"The hardest part of this whole dynamic is that you’re made to feel alone, you’re isolated," she said. "When women and survivors start comparing notes — that's when the lightbulb goes off, this has been happening to everybody. That's the most important part of #MeToo."
She said that many in society have a tendency to want to shy away from incidents of sexual violence.
"One thing that I notice with sexual violence is that there are many people who would like to glance away from this," she told a Stanford University symposium. "It's one of the ugliest parts of humanity. Trust me."
"Don't be afraid to see survivors for who they are."— TicToc by Bloomberg (@tictoc) February 13, 2019
Vanessa Tyson, who accused Virginia Lt. Gov. Justin Fairfax of sexual assault, speaks out pic.twitter.com/BU4ngiGLnL
She also discussed the far-reaching consequences of society turning a blind eye to such incidents.
“This is drastically shaping how we see and interact with the world around us," Tyson said of sexual assault. "Make no mistake, this is an epidemic, so to speak. It's a public health issue. It's not just a crime issue. It's a public health issue and it's killing us."
"Speaking as a professor at a women's college, sometimes you have to lead by example," Tyson emphasized. "No matter how hard it is."
Tyson released a detailed statement earlier this month saying that Fairfax had physically forced her to perform oral sex in 2004 at the Democratic National Convention.
NBC reported that Fairfax said “f**k that b***h” about Tyson in a profane comment at a private meeting Monday.
In an official statement, Fairfax strongly denied Tyson's allegations, insisting that the encounter was “consensual.”

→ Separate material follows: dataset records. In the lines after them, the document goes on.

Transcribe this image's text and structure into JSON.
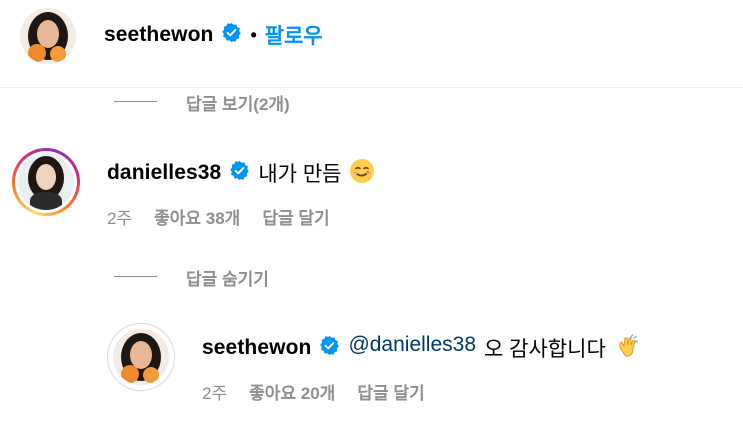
{
  "header": {
    "username": "seethewon",
    "follow_label": "팔로우",
    "separator": "•"
  },
  "view_replies_top": "답글 보기(2개)",
  "comment": {
    "username": "danielles38",
    "text": "내가 만듬",
    "time": "2주",
    "likes": "좋아요 38개",
    "reply_label": "답글 달기",
    "emoji_icon": "smirk-face-icon"
  },
  "hide_replies": "답글 숨기기",
  "reply": {
    "username": "seethewon",
    "mention": "@danielles38",
    "text": "오 감사합니다",
    "time": "2주",
    "likes": "좋아요 20개",
    "reply_label": "답글 달기",
    "emoji_icon": "clapping-hands-icon"
  },
  "colors": {
    "link_blue": "#0095f6",
    "mention_blue": "#00376b",
    "muted_gray": "#8e8e8e",
    "verified_blue": "#0095f6"
  }
}
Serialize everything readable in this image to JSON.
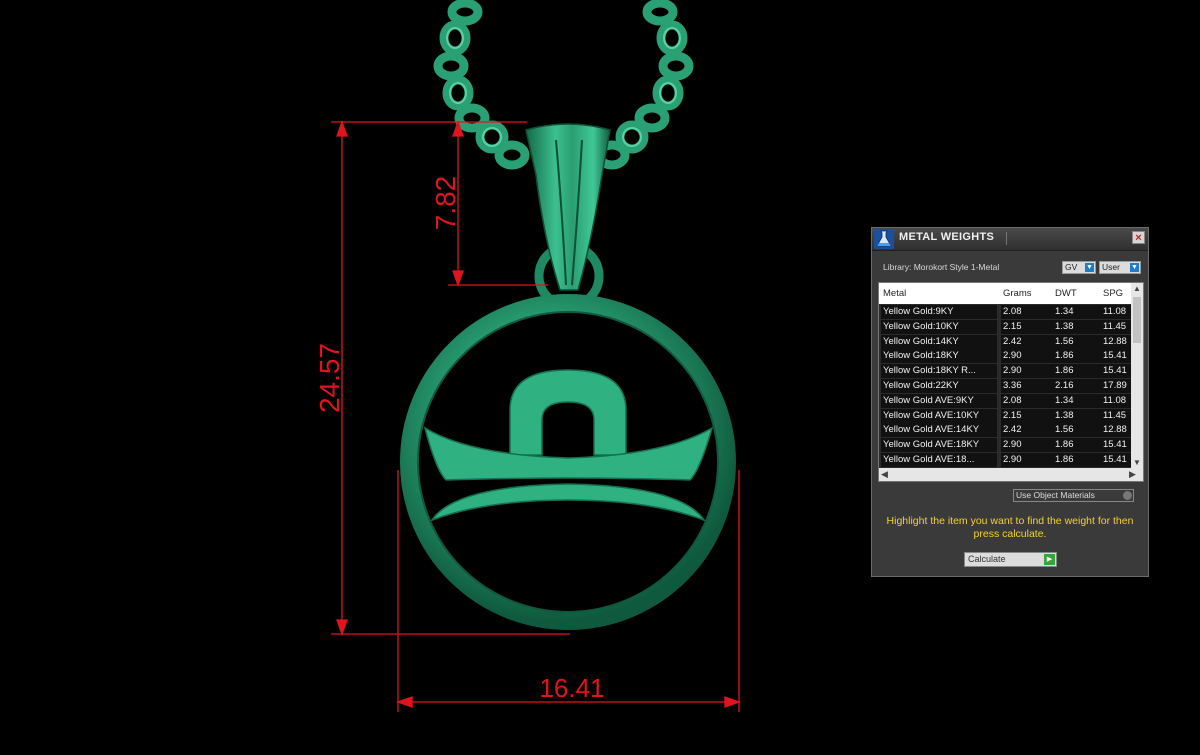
{
  "dimensions": {
    "height_total": "24.57",
    "bail_height": "7.82",
    "width": "16.41"
  },
  "panel": {
    "title": "METAL WEIGHTS",
    "close_label": "×",
    "library_label": "Library: Morokort Style 1-Metal",
    "dropdown_gv": "GV",
    "dropdown_user": "User",
    "columns": [
      "Metal",
      "Grams",
      "DWT",
      "SPG"
    ],
    "rows": [
      {
        "metal": "Yellow Gold:9KY",
        "grams": "2.08",
        "dwt": "1.34",
        "spg": "11.08"
      },
      {
        "metal": "Yellow Gold:10KY",
        "grams": "2.15",
        "dwt": "1.38",
        "spg": "11.45"
      },
      {
        "metal": "Yellow Gold:14KY",
        "grams": "2.42",
        "dwt": "1.56",
        "spg": "12.88"
      },
      {
        "metal": "Yellow Gold:18KY",
        "grams": "2.90",
        "dwt": "1.86",
        "spg": "15.41"
      },
      {
        "metal": "Yellow Gold:18KY R...",
        "grams": "2.90",
        "dwt": "1.86",
        "spg": "15.41"
      },
      {
        "metal": "Yellow Gold:22KY",
        "grams": "3.36",
        "dwt": "2.16",
        "spg": "17.89"
      },
      {
        "metal": "Yellow Gold AVE:9KY",
        "grams": "2.08",
        "dwt": "1.34",
        "spg": "11.08"
      },
      {
        "metal": "Yellow Gold AVE:10KY",
        "grams": "2.15",
        "dwt": "1.38",
        "spg": "11.45"
      },
      {
        "metal": "Yellow Gold AVE:14KY",
        "grams": "2.42",
        "dwt": "1.56",
        "spg": "12.88"
      },
      {
        "metal": "Yellow Gold AVE:18KY",
        "grams": "2.90",
        "dwt": "1.86",
        "spg": "15.41"
      },
      {
        "metal": "Yellow Gold AVE:18...",
        "grams": "2.90",
        "dwt": "1.86",
        "spg": "15.41"
      }
    ],
    "use_object_materials": "Use Object Materials",
    "hint": "Highlight the item you want to find the weight for then press calculate.",
    "calculate_label": "Calculate"
  },
  "colors": {
    "dimension": "#e0141e",
    "pendant": "#2fa779",
    "hint": "#f4d22a"
  },
  "icons": {
    "app": "flask-icon",
    "close": "close-icon",
    "calculate": "play-arrow-icon"
  }
}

Since then, a second woman, Meredith Watson, came forward to accuse Fairfax of sexual assault. Watson alleged that Fairfax raped her when they were both students at Duke University.
In the face of these allegations, Fairfax has refused to resign calling for due process and conducting business as usual. Meanwhile a couple of his staffers have resigned.
The sexual allegations against Fairfax came amid a firestorm for Virginia Democratic leadership. Virginia Gov. Ralph Northam’s shocking medical school yearbook photo of someone in blackface and another person in a KKK hood surfaced recently. In a press conference, he admitted wearing blackface for a dance contest.
Virginia Attorney General Mark Herring admitted that he too had donned blackface for a costume.